● Data records for software interfaces

-- Opening Marker --

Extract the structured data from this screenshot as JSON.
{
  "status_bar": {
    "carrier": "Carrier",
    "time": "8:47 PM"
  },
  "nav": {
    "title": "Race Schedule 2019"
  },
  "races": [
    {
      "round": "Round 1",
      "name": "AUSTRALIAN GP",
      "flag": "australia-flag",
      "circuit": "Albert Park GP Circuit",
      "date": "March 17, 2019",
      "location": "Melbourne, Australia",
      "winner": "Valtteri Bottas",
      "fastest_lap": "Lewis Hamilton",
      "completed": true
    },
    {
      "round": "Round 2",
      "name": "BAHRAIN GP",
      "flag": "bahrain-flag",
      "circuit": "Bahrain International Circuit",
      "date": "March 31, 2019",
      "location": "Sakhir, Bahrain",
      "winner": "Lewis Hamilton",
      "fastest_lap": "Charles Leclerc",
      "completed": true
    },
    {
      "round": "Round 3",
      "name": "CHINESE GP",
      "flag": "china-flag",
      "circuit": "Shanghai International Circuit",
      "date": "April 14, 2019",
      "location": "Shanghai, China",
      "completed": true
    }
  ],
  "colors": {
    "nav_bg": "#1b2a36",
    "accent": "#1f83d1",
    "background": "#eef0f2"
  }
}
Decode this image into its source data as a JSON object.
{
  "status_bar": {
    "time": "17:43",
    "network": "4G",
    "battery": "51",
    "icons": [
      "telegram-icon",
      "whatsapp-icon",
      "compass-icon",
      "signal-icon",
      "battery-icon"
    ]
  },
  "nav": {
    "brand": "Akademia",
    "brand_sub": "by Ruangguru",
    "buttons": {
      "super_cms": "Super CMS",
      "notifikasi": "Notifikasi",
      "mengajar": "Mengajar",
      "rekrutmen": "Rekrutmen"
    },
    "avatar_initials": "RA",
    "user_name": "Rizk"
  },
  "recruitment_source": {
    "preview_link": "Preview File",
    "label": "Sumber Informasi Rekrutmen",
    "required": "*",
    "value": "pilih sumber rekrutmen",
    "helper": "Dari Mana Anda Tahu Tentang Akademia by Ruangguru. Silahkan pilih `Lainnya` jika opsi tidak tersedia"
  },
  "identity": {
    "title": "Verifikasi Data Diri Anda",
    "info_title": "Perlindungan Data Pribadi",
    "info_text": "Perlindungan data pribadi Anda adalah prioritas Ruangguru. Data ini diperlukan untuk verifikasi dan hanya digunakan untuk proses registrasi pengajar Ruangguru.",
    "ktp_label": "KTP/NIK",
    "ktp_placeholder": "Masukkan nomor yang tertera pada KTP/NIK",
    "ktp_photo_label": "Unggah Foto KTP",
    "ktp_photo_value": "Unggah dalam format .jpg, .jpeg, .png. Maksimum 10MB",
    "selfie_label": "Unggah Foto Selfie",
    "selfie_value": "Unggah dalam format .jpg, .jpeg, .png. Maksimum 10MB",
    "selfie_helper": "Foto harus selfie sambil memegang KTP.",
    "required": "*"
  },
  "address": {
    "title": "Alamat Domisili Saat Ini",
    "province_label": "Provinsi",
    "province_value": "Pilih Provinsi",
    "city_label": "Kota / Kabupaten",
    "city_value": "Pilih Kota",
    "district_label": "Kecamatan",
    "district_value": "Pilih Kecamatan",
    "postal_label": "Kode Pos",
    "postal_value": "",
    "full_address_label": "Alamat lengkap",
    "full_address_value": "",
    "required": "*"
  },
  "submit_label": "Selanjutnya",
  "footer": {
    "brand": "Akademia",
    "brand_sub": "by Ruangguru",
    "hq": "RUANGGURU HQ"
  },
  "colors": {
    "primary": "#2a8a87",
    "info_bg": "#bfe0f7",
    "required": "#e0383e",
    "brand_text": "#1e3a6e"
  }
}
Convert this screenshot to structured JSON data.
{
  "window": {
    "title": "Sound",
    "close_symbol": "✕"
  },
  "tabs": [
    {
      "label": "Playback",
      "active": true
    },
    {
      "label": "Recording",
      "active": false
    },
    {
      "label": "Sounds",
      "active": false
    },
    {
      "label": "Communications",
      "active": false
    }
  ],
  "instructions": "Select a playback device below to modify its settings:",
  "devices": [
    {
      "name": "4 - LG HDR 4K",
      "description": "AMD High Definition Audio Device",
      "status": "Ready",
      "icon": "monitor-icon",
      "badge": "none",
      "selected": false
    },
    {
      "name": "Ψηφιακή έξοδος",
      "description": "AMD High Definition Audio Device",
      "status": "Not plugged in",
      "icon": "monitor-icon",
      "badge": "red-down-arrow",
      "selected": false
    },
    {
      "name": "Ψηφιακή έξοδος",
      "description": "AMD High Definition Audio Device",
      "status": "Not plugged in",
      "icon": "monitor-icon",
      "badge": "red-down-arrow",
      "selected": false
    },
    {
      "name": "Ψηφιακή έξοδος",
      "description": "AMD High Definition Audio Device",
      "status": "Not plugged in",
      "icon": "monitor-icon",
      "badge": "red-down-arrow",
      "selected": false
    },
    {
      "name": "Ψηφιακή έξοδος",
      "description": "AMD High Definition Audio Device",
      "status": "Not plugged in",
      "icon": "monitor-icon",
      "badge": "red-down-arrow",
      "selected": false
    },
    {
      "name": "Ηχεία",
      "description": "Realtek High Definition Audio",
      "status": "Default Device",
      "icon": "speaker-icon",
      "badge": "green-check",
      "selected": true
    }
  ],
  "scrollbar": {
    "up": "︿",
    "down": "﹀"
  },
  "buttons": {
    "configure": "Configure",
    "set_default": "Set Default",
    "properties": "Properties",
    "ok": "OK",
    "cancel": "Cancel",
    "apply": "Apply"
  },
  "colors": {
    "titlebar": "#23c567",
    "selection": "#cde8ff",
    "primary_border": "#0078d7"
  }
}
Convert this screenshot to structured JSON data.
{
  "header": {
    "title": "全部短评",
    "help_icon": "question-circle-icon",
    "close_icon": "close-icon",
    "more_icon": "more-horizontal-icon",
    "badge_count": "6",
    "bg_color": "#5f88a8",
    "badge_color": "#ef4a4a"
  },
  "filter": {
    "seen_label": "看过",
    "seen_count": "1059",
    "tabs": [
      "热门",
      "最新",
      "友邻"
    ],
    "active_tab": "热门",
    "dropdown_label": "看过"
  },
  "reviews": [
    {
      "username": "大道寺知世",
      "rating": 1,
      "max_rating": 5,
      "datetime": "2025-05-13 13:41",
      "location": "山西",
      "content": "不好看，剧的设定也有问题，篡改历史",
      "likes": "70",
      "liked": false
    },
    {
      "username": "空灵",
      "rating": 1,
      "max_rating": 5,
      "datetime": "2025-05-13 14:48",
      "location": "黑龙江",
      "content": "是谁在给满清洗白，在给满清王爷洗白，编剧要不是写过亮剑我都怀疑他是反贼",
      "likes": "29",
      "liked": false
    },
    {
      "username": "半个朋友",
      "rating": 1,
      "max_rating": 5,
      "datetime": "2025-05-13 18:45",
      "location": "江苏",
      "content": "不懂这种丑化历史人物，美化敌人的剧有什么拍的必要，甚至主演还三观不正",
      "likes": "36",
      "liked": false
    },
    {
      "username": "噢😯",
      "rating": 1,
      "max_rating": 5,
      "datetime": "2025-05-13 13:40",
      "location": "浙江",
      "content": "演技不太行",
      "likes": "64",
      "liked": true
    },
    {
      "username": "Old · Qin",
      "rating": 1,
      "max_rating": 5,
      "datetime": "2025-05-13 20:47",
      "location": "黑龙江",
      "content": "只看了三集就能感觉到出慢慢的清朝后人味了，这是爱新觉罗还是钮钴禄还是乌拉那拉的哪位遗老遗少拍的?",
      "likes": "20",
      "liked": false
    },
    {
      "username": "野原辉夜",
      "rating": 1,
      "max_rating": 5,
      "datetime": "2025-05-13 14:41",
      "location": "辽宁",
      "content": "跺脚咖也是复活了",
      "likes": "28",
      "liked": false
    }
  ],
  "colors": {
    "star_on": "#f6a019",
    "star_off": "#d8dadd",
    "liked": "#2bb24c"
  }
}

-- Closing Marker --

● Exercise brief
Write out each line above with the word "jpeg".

● Written answer
    "ktp_photo_value": "Unggah dalam format .jpg, .jpeg, .png. Maksimum 10MB",
    "selfie_value": "Unggah dalam format .jpg, .jpeg, .png. Maksimum 10MB",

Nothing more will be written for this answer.